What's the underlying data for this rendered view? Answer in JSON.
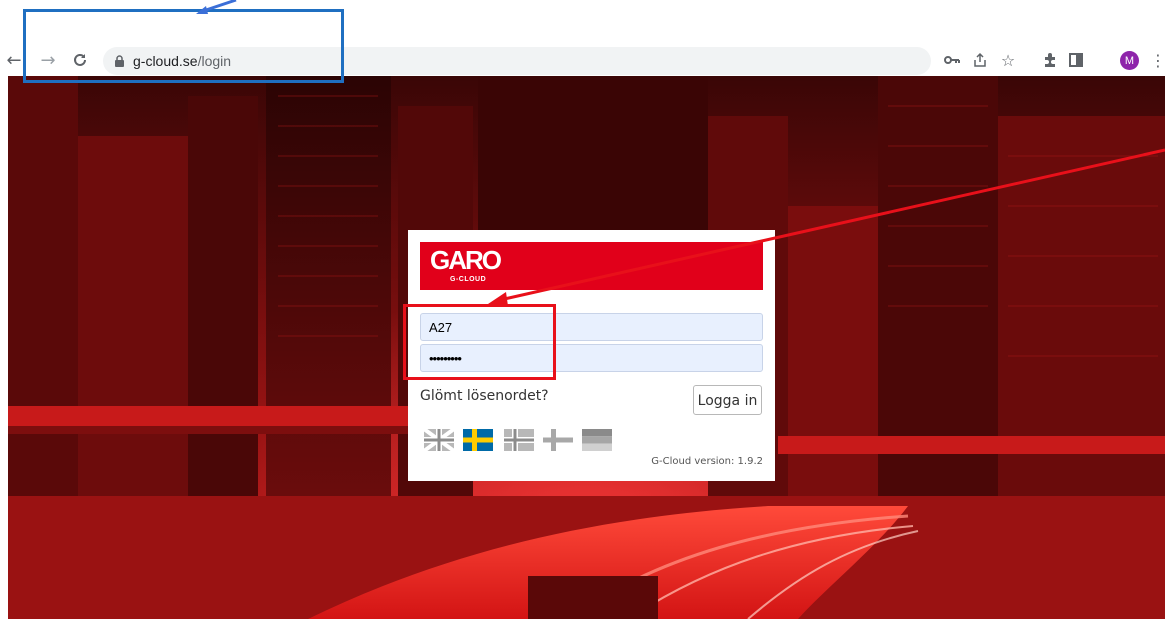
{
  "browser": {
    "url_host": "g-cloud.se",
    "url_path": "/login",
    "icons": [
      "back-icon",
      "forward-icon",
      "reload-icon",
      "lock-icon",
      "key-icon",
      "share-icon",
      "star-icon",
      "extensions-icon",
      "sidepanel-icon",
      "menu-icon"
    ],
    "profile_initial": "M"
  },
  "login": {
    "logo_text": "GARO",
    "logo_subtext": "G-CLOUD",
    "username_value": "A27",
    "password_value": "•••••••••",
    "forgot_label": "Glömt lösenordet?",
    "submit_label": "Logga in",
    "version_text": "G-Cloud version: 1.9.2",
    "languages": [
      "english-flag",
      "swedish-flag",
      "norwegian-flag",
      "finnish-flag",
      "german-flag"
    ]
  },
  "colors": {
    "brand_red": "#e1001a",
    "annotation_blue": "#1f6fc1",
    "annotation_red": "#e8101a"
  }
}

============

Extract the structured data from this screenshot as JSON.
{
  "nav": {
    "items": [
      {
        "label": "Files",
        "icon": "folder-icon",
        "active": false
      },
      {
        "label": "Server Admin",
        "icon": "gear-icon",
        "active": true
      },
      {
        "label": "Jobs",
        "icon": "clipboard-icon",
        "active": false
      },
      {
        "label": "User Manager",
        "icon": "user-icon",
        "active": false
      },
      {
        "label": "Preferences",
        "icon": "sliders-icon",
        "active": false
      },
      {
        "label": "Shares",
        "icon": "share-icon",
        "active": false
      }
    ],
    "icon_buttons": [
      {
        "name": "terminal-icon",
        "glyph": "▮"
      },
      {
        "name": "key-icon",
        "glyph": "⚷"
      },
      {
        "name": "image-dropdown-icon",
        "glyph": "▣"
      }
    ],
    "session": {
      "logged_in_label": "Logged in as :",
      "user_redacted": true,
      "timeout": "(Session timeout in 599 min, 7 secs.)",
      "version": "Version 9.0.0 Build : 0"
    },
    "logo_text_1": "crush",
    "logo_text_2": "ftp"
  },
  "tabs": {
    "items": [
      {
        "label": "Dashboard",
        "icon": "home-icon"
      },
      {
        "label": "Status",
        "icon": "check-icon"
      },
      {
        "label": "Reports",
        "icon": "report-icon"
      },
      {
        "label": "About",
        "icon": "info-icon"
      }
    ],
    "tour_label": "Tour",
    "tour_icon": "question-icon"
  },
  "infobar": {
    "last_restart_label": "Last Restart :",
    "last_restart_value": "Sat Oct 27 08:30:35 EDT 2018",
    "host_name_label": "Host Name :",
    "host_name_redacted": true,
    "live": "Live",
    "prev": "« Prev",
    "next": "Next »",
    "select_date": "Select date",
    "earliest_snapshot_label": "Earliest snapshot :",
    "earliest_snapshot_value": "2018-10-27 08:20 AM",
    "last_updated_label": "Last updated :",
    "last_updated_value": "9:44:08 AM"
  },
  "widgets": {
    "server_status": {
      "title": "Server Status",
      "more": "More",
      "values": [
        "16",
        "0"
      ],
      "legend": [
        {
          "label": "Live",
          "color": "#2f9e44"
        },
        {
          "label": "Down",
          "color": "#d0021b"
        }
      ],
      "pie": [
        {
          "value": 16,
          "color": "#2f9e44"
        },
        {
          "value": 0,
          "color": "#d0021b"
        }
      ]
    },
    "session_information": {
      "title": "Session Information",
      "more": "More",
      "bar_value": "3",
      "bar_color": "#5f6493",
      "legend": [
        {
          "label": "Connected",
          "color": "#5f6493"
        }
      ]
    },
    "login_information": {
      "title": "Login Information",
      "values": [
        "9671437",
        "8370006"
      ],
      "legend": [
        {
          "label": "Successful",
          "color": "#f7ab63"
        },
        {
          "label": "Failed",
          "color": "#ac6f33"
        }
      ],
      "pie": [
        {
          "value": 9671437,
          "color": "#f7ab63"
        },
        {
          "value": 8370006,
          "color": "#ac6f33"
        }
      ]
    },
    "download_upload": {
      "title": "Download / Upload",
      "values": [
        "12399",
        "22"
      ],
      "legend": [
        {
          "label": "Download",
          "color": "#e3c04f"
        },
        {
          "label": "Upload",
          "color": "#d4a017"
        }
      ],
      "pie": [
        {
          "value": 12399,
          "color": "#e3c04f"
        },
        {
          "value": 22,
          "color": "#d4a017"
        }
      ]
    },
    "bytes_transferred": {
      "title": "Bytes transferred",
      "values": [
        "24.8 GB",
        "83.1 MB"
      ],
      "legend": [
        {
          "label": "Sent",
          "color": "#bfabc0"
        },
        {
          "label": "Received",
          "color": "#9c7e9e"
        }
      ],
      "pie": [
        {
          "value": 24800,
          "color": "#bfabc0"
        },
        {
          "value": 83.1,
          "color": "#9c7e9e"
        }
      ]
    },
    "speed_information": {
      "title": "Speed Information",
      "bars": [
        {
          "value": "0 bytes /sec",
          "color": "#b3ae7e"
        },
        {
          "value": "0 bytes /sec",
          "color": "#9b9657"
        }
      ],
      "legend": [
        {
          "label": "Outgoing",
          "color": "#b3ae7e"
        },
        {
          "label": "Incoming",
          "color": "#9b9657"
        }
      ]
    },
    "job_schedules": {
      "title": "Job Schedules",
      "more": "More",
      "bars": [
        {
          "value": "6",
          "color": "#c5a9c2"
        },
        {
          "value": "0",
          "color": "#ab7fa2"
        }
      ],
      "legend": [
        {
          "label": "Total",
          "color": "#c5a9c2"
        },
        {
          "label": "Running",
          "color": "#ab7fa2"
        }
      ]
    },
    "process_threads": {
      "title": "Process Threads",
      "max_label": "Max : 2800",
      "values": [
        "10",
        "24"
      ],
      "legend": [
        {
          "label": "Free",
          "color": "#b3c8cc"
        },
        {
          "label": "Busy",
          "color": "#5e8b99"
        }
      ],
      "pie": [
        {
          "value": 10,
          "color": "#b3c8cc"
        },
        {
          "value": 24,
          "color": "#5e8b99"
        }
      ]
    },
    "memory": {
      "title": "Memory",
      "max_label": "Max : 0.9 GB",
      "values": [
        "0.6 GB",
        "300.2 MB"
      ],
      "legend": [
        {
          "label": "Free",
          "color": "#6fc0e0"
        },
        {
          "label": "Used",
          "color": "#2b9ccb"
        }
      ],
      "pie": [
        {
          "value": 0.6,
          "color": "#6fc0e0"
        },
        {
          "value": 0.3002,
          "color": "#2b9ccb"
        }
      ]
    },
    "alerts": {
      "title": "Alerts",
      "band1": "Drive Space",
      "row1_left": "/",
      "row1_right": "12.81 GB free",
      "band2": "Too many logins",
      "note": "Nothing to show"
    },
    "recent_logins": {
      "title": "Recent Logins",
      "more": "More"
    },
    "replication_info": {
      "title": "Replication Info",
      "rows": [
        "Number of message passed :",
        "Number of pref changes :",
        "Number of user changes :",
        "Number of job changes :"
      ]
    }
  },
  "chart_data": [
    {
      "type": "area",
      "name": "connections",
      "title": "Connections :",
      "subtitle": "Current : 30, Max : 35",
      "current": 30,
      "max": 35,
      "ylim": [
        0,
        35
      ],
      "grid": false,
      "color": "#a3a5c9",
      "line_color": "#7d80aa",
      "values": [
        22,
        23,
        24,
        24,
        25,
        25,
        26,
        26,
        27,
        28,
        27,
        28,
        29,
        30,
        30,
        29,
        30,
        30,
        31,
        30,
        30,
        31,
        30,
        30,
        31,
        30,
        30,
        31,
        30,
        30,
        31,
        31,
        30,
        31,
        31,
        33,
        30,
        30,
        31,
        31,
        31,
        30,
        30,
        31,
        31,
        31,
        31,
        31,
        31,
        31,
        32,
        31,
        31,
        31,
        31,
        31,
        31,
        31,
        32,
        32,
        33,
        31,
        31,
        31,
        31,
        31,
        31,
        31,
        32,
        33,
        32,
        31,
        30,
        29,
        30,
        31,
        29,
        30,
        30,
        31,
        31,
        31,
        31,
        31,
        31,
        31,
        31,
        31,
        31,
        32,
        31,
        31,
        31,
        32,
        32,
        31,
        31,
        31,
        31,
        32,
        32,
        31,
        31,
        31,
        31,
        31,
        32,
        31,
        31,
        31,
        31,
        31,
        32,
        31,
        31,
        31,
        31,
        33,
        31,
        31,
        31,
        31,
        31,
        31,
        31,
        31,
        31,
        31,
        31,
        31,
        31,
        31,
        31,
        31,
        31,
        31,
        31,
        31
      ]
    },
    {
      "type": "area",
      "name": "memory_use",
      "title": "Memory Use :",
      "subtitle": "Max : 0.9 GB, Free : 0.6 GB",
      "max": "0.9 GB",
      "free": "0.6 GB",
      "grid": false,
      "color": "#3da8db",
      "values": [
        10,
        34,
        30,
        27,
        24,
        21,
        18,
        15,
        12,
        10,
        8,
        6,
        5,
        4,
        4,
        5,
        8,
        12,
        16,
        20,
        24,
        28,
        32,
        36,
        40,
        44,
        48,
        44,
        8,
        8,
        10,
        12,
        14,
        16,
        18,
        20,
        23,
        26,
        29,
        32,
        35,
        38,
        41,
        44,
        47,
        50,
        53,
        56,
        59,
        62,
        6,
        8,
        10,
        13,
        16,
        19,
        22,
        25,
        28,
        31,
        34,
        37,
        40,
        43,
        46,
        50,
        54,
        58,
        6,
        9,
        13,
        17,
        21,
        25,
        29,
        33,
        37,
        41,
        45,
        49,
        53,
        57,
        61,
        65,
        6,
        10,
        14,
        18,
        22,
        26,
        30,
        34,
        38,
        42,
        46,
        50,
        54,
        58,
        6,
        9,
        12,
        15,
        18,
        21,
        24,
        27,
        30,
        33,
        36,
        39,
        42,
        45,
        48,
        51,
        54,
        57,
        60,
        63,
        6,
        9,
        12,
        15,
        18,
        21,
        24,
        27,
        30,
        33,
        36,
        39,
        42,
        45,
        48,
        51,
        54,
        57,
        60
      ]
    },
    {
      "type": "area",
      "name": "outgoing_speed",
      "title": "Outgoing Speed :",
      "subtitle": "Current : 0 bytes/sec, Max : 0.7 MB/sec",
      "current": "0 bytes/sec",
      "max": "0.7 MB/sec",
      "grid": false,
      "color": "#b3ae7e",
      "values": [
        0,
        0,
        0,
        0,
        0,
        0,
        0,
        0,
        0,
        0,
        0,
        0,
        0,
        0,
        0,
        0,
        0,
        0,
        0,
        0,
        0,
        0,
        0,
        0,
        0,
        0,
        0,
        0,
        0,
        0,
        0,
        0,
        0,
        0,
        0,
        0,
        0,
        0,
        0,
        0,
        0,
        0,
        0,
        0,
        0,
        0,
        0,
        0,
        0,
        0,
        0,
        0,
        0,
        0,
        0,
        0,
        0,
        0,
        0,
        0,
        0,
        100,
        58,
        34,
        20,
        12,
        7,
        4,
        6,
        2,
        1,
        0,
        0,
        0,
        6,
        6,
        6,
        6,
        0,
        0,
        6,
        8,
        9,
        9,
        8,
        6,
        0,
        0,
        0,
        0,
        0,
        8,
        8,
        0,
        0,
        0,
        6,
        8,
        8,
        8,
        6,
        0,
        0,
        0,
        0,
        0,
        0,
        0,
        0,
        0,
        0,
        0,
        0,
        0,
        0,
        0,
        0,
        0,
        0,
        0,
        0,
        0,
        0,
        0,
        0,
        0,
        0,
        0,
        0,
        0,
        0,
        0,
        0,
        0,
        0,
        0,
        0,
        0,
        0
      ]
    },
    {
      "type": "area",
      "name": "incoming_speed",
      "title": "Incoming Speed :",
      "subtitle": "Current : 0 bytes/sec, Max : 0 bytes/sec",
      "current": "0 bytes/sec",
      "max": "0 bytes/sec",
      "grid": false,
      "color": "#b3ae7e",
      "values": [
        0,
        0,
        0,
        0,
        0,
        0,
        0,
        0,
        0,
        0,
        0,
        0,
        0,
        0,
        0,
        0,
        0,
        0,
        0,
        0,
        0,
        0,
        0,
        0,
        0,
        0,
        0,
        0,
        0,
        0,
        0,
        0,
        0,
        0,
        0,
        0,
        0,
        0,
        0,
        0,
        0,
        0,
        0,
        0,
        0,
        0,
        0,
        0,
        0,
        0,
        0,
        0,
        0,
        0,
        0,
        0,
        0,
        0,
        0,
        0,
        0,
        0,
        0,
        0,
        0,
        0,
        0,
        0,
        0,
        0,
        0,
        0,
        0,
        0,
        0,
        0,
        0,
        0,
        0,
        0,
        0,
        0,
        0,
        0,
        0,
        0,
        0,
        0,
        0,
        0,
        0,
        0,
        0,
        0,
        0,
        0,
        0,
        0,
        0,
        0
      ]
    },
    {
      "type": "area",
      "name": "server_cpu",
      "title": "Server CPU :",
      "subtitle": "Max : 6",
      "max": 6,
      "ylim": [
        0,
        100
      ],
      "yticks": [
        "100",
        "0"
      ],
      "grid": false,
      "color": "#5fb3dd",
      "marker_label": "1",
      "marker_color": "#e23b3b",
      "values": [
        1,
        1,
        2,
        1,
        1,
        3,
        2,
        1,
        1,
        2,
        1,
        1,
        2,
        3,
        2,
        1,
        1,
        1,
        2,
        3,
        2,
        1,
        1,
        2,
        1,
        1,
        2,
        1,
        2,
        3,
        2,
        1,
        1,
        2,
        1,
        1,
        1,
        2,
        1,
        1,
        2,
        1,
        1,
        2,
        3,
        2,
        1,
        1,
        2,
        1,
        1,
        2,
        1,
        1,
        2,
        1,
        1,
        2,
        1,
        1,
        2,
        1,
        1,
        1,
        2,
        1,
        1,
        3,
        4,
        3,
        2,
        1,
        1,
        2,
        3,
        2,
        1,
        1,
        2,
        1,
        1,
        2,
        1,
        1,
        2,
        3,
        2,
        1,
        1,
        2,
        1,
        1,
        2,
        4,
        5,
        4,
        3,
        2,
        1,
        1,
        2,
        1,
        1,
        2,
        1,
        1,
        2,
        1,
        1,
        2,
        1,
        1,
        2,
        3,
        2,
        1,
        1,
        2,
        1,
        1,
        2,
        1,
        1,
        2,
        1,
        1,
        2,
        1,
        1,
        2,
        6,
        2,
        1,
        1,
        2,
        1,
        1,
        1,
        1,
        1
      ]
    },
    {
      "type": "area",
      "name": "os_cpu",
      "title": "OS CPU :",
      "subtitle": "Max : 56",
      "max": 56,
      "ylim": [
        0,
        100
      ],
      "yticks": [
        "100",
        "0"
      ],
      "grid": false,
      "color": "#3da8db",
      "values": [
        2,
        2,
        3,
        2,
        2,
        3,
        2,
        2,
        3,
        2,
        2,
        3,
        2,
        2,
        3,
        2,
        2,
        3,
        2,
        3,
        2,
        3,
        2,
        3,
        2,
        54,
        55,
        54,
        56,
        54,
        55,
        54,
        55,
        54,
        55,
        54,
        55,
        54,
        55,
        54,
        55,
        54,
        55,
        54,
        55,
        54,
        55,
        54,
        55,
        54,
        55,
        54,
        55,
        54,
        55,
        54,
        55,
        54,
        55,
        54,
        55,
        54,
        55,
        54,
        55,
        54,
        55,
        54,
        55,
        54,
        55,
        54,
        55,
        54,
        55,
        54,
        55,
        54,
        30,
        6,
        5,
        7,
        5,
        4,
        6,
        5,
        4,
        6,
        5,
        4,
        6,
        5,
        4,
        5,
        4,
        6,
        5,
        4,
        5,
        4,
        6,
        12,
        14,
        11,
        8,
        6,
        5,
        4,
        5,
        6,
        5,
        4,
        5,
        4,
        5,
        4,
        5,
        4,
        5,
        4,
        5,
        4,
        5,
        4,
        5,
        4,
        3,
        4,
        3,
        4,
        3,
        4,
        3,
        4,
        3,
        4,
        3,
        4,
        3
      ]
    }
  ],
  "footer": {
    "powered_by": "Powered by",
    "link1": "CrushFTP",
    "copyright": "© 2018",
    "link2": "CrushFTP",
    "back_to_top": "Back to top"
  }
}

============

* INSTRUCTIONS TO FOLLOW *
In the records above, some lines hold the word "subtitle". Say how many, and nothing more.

* EXPECTED OUTPUT *
6